TASK: Read through the listing below and copy each line in which the word "this" occurs.

AVAILABLE DATA:
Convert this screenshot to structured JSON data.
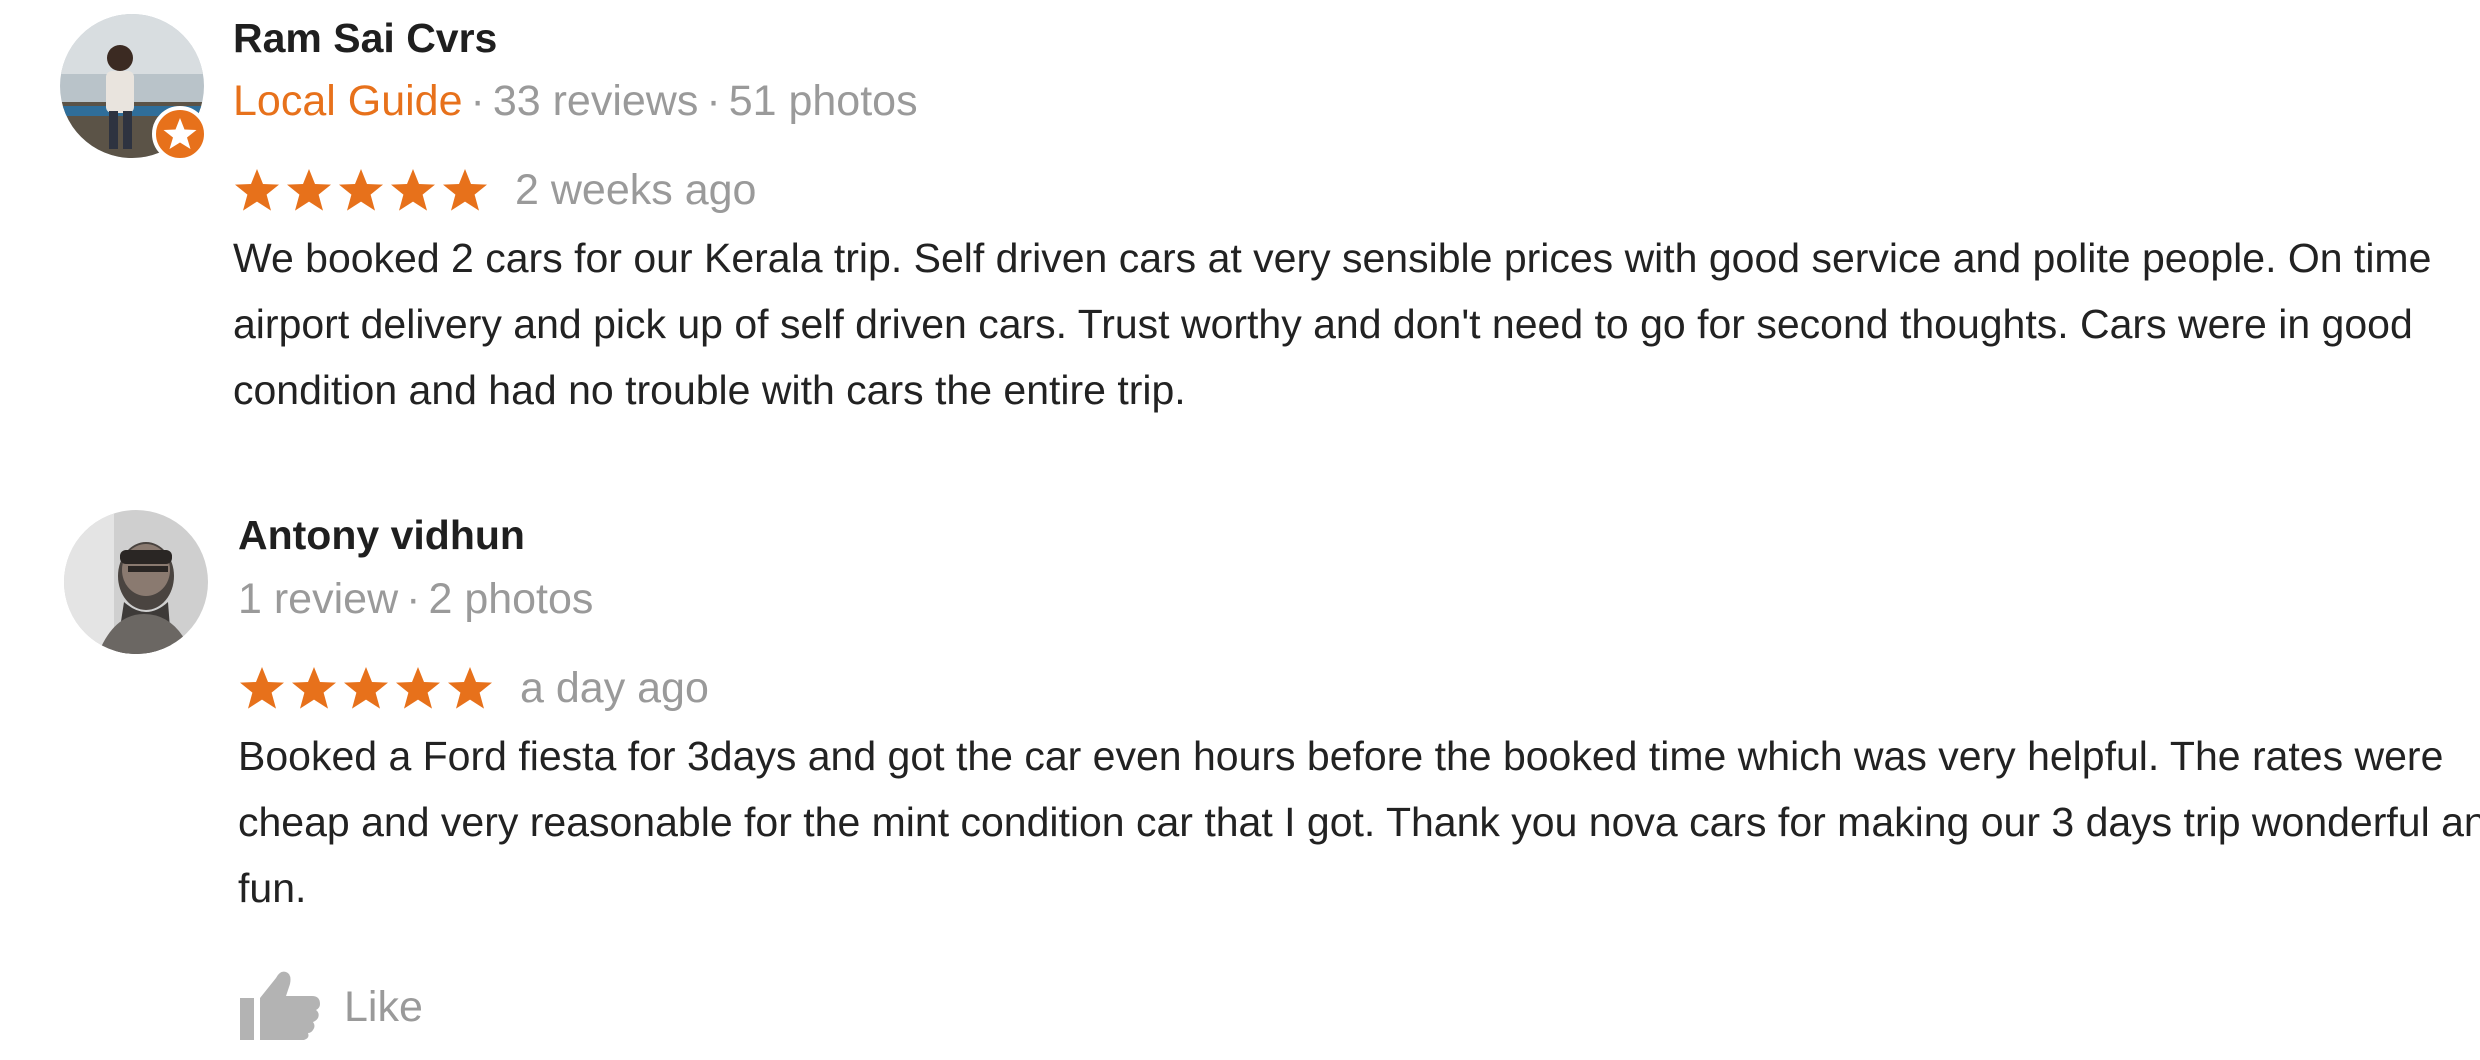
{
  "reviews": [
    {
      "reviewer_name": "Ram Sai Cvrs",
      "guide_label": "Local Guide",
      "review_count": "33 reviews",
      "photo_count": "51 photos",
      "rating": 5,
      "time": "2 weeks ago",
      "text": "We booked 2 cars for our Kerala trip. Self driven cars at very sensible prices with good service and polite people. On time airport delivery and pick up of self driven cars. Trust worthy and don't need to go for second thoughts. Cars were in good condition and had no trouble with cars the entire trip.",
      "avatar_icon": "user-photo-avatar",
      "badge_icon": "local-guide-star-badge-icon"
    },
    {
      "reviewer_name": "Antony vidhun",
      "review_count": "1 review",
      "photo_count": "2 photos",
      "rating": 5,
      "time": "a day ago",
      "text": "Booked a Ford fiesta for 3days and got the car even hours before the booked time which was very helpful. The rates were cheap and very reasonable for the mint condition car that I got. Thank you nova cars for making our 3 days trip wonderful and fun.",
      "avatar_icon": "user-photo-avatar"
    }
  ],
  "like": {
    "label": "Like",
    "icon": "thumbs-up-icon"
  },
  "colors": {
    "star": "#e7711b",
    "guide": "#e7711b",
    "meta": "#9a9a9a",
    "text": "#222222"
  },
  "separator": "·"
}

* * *

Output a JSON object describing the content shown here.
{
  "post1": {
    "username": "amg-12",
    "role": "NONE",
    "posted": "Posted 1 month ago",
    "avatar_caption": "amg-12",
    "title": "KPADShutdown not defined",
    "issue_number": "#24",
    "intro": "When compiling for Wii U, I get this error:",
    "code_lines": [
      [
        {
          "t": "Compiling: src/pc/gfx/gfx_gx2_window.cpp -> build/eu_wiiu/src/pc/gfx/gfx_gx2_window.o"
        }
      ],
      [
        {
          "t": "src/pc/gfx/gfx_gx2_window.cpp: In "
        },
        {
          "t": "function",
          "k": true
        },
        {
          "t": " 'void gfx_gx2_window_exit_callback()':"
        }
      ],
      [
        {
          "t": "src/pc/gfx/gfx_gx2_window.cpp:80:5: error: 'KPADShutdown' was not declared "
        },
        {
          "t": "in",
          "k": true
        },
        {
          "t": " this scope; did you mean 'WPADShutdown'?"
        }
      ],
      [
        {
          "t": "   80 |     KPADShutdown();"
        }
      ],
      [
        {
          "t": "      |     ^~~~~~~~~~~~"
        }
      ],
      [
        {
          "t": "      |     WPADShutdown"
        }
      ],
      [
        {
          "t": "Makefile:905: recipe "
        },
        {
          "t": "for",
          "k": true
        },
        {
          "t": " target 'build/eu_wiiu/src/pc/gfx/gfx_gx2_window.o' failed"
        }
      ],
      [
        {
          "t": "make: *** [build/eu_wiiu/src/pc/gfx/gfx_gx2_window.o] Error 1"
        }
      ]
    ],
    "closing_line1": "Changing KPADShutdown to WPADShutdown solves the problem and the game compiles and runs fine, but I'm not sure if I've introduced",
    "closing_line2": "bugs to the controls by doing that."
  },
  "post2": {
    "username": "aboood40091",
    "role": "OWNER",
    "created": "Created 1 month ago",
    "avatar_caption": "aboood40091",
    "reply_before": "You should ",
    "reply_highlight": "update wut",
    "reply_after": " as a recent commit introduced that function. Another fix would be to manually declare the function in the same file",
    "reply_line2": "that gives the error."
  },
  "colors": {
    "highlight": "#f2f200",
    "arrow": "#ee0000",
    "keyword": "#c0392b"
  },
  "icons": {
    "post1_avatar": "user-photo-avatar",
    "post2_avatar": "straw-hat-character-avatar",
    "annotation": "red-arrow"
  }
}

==

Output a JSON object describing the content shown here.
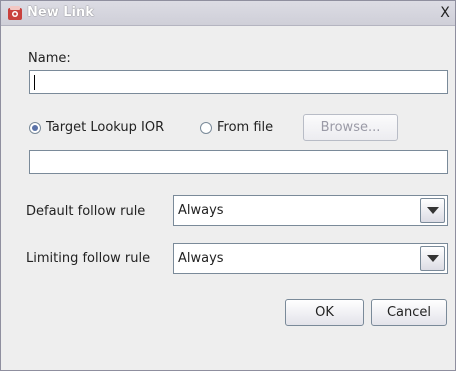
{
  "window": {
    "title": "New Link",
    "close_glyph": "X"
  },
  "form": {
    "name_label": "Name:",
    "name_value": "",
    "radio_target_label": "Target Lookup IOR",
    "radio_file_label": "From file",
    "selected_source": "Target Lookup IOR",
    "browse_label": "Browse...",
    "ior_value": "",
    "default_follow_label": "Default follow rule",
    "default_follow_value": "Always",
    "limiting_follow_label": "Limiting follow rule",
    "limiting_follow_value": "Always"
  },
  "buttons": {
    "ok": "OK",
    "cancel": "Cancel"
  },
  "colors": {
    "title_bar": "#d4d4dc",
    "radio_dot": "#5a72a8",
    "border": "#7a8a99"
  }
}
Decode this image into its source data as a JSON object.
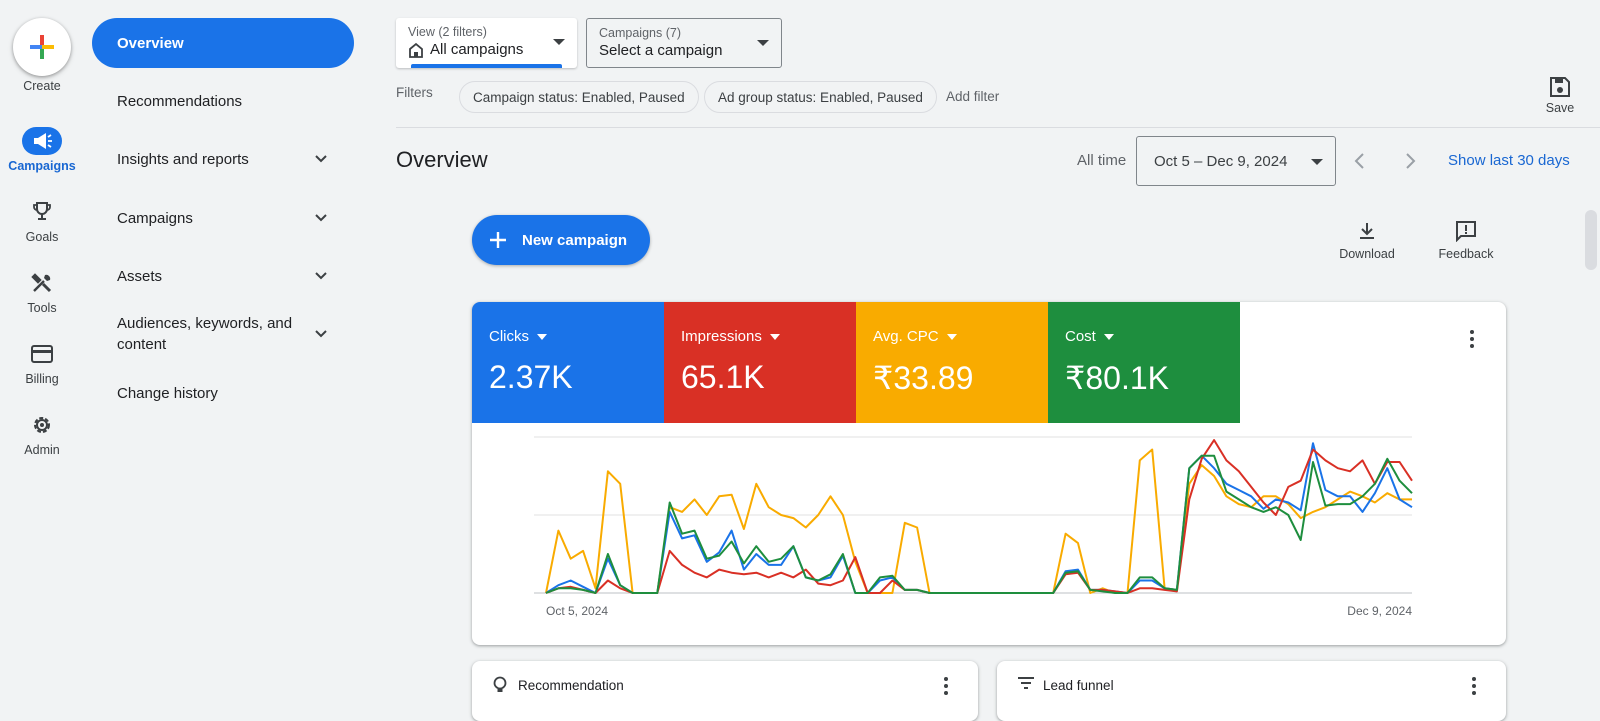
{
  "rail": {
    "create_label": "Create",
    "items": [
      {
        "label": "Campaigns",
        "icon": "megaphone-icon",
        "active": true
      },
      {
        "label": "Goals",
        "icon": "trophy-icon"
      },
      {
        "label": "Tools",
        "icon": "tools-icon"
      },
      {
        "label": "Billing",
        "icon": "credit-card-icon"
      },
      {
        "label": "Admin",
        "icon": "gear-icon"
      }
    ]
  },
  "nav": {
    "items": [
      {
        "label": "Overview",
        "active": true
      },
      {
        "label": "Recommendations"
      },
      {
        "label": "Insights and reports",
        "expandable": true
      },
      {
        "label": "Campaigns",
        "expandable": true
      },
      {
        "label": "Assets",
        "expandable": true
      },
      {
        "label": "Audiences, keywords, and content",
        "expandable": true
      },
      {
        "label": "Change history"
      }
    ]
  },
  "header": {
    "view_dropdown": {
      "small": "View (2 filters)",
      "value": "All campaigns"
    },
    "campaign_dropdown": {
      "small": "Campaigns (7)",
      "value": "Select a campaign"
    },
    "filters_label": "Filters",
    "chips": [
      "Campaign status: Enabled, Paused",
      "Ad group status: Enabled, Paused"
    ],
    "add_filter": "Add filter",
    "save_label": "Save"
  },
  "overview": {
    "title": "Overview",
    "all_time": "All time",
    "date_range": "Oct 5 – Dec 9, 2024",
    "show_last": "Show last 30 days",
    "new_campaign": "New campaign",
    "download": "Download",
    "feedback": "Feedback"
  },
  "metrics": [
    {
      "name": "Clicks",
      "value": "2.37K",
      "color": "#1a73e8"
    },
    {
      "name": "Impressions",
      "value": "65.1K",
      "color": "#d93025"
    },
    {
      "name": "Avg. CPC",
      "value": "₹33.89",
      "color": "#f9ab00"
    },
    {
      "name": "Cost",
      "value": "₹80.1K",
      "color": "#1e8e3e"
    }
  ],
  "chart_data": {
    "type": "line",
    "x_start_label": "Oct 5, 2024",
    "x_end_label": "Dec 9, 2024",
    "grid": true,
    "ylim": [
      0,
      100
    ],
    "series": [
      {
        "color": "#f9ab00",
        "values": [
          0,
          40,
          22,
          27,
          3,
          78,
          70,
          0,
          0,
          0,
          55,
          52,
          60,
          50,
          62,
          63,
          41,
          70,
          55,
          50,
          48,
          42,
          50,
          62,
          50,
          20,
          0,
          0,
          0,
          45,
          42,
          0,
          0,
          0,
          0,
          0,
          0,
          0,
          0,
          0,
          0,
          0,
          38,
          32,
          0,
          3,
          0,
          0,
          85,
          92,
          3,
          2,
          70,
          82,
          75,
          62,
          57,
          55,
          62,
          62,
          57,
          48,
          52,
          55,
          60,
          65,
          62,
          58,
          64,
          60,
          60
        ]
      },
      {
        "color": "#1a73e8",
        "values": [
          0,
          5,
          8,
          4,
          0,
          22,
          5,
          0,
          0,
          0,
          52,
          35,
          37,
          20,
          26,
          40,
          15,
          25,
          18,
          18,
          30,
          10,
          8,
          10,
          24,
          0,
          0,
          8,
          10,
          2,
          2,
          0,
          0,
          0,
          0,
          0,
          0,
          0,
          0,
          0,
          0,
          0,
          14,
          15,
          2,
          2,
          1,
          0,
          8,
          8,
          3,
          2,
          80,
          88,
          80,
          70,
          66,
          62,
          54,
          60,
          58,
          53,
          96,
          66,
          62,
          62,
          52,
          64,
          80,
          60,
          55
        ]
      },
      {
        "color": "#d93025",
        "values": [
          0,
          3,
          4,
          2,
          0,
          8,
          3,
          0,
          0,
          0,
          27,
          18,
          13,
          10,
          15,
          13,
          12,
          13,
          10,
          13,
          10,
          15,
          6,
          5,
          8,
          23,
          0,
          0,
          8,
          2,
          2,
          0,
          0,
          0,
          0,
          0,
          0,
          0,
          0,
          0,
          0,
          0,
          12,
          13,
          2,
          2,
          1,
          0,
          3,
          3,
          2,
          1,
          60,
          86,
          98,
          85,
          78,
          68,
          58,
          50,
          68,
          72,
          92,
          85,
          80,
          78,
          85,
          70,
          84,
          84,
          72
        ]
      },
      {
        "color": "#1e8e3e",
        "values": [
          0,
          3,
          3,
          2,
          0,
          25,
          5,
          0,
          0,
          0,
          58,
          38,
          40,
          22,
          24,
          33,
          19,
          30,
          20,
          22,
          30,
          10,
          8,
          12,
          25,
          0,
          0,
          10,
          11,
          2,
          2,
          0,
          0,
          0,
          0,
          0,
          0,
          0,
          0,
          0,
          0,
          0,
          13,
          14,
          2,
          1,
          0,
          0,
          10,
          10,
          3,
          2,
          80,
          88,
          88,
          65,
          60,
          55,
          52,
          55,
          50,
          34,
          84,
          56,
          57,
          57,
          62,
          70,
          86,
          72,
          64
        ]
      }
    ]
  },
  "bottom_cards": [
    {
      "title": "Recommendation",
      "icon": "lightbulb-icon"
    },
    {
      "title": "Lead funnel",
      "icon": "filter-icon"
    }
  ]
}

WRITTEN RESPONSE:
Convert this screenshot to structured JSON data.
    "intro": "When compiling for Wii U, I get this error:",
          "t": " this scope; did you mean 'WPADShutdown'?"
Decode this image into its source data as a JSON object.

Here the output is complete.